Sunday, March 29, 2015

Create and Compare a Source and Target Site Inventory using PowerShell

Let's say you're doing a SharePoint migration. You think you have everything. You've done some good spot checking and the migration tool says all your content is there. How can you really be sure? With PowerShell you can be 100% sure.

Now I want to give you a disclaimer: when migrating between different versions of SharePoint, you cannot expect absolute data parity. For example, the masterpage galleries are going to be different. Additionally, there's some new features that add new lists that we didn't have before. A lot of it depends on your site templates you're using in the target environment. Don't sweat the behind the scenes lists. Focus on your content.

Now that we have the disclaimer out of the way, here's how you can be sure that you have all the content. Run the script below against both your source and target environment. This script will get the list, the site, and the item name for all items. And when I mean all items, I mean everything. This includes, but is not limited to the masterpage gallery, workflow history lists, and SharePoint security groups too. Depending on the size of your site collection and the horsepower behind SharePoint, this script can take anywhere from minutes to a few hours to run.

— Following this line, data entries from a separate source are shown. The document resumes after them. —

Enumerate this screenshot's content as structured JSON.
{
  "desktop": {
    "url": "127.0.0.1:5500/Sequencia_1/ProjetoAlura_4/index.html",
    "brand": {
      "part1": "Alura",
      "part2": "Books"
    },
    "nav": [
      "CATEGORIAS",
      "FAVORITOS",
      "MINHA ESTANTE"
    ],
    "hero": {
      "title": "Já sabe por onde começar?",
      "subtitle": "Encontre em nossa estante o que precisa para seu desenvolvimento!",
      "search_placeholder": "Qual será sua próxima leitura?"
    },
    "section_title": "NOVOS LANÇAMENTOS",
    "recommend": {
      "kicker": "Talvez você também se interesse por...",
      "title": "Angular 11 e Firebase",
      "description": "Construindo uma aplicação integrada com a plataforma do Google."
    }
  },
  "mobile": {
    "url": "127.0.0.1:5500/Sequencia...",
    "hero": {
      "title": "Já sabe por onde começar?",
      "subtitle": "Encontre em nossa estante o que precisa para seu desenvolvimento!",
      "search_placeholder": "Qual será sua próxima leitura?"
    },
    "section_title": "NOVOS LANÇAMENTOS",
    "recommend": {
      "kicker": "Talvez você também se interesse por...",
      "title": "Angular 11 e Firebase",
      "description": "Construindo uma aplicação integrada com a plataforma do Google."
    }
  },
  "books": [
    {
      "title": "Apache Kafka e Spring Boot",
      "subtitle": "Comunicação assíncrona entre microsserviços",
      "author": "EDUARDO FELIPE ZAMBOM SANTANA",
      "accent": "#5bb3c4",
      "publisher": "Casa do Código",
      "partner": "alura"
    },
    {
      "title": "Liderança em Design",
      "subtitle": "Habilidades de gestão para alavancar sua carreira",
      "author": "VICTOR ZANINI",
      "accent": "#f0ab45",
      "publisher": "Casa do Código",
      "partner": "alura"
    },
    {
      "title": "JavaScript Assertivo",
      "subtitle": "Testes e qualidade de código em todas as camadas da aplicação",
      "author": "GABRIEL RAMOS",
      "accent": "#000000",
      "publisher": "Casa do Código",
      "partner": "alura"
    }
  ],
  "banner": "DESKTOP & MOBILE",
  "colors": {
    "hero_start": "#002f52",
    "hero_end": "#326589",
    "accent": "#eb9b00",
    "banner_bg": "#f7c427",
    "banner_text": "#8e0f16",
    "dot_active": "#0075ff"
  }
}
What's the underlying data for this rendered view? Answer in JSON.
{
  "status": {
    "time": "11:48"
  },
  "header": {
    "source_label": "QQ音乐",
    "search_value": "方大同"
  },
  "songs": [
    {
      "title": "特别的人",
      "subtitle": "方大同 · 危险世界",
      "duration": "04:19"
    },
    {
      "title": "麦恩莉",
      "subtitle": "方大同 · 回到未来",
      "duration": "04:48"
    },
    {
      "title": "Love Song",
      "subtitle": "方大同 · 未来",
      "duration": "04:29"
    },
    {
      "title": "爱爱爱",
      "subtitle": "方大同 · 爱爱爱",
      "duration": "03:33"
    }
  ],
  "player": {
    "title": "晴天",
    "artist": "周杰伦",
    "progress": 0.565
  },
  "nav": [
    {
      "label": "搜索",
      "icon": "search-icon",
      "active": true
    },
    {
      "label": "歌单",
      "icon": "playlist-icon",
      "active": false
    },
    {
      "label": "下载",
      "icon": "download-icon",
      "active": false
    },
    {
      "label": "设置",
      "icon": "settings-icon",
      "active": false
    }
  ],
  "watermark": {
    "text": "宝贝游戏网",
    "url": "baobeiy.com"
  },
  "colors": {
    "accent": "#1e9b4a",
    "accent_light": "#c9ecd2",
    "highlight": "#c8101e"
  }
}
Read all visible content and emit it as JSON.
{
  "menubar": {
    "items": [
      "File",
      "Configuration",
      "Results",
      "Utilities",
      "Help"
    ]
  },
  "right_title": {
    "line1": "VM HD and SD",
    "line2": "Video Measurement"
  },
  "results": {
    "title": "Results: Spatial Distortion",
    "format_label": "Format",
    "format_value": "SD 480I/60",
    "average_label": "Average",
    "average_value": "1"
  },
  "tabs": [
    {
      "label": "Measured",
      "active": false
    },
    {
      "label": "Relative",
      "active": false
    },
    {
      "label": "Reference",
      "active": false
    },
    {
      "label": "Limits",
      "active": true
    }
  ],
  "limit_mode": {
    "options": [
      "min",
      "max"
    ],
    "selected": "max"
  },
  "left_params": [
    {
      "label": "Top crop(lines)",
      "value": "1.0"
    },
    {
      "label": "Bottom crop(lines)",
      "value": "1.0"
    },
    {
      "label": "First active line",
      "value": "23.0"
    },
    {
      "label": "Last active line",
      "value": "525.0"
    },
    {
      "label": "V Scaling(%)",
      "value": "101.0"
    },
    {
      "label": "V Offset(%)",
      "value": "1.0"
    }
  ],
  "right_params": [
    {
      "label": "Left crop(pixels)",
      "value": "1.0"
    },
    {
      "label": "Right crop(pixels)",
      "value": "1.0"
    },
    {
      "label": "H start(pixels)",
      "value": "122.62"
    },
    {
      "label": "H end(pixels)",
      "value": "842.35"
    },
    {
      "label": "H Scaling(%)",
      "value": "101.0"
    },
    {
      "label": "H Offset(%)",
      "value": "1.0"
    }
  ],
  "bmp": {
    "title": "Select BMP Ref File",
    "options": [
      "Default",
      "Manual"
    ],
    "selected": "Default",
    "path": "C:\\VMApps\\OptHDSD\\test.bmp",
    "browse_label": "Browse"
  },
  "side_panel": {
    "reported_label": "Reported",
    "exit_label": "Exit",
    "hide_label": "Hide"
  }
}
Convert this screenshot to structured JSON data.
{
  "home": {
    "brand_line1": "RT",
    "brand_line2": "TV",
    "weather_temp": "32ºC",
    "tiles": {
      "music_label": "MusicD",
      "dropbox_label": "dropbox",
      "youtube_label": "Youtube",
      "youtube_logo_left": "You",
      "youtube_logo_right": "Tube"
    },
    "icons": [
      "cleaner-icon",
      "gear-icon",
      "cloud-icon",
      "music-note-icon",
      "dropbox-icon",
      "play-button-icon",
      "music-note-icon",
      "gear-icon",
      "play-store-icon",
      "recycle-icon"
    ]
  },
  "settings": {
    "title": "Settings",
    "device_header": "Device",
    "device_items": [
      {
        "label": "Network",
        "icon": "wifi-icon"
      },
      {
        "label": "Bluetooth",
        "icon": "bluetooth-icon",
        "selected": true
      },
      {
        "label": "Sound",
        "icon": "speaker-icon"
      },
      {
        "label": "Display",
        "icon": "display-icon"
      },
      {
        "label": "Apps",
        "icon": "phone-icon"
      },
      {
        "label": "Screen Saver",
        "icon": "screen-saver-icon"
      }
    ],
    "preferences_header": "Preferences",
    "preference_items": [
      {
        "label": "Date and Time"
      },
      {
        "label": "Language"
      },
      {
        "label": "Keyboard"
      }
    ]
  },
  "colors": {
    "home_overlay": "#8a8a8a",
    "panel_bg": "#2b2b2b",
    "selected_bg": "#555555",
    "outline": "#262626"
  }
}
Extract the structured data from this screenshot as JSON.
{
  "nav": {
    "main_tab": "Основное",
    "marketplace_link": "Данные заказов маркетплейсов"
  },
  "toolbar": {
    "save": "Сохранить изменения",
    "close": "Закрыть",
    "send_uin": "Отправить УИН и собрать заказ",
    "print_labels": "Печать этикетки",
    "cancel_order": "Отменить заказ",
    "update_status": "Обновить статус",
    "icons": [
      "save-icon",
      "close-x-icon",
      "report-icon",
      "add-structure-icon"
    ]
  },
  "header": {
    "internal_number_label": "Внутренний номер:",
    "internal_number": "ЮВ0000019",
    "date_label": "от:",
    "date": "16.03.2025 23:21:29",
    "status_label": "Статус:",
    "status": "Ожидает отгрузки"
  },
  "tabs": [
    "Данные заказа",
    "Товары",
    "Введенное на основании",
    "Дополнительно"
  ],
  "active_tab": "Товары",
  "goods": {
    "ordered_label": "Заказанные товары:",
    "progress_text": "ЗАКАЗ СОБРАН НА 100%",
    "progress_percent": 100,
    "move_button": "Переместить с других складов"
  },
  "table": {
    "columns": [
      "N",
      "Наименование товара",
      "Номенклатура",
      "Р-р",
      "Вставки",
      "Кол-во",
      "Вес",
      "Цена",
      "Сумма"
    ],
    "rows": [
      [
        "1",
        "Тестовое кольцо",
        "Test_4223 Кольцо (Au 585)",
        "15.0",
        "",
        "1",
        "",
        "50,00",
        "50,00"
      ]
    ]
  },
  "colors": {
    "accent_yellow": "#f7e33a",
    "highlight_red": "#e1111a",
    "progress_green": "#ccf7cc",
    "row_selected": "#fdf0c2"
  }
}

2007

[System.Reflection.Assembly]::LoadWithPartialName("Microsoft.SharePoint")

$url = "http://yoursitecollection.url"

$site = [Microsoft.SharePoint.Administration.SPWebApplication]::Lookup($url)



#Create array variable to store data

$siteitems = $null

$siteitems = @()

#Loop to collect Site, list, and list item

foreach ($web in $site.allwebs) 

        

            {Write-Host $web.url -foregroundcolor yellow ; 

                foreach($List in $web.lists)

                    {foreach($item in $List.Items)

                        {$props = @{'Site' = $web.Url;'List'=$List.Title;'Item'=$Item.Name} ; $siteitemarray = New-Object -TypeName PSObject -Property $props ; $siteitems += $siteitemarray  

                    

                        }

                    }

               }

#Output to CSV

$siteitems | Export-Csv c:\2007_Target_siteoutput.csv

2010/2013

Add-PSSnapin Microsoft.SharePoint.PowerShell

$url = "http://yoursitecollection.url"

$site = get-spsite $url

#Create array variable to store data

$siteitems = $null

$siteitems = @()

#Loop to collect Site, list, and list item

foreach ($web in $site.allwebs) 

        

            {Write-Host $web.url -foregroundcolor yellow ; 

                foreach($List in $web.lists)

                    {foreach($item in $List.Items)

                        {$props = @{'Site' = $web.Url;'List'=$List.Title;'Item'=$Item.Name} ; $siteitemarray = New-Object -TypeName PSObject -Property $props ; $siteitems += $siteitemarray  

                    

                        }

                    }

               }

#Output to CSV

$siteitems | Export-Csv c:\2010_2013_Target_siteoutput.csv

Once the scripts have completed they need to be compared. Place the CSV outputs from the scripts above onto the same server. Then run the script below.


$file1 = import-csv -Path "c:\2007_Source_siteoutput.csv" 

$file2 = import-csv -Path "c:\2010_2013_Target_siteoutput.csv"

Compare-Object -referenceobject $file1 -differenceobject $file2 -Property Site,List,Item -PassThru |Where-Object {$_.SideIndicator -ne "=="} | Export-csv C:\Comparison_output.csv NoTypeInformation

What the script above does is it compares the two files and creates a new column called "Side Indicator." What this new column allows you to do is filter by <= and =>. Filtering by <= means this file is in the source site but not the target site, whereas filtering by => means the file is in the target site but not the source site. This will easily allow you to filter and find out what's missing and move it into the target environment.

The scripts above works for getting the inventory of a site collection. But what if you're migrating an entire web app? You can create an inventory using the script below. 

Add-PSSnapin Microsoft.SharePoint.PowerShell

$url = "http://yoursitecollection.url"

$site = get-spsite $url

#Create array variable to store data

$siteitems = $null

$siteitems = @()

#Loop to collect Site, list, and list item

Foreach($site in $SPWebApplication.Sites)

	{

		foreach ($web in $site.allwebs) 

            {Write-Host $web.url -foregroundcolor yellow ; 

                foreach($List in $web.lists)

                    {foreach($item in $List.Items)

                        {$props = @{'Site' = $web.Url;'List'=$List.Title;'Item'=$Item.Name} ; $siteitemarray = New-Object -TypeName PSObject -Property $props ; $siteitems += $siteitemarray  

                    

                        }

                    }

               }

	}

#Output to CSV

$siteitems | Export-Csv c:\WebApp_Output.csv

These scripts have saved the day a few times and credit is due to PowerShell jockey Eric Criniere for the scripts.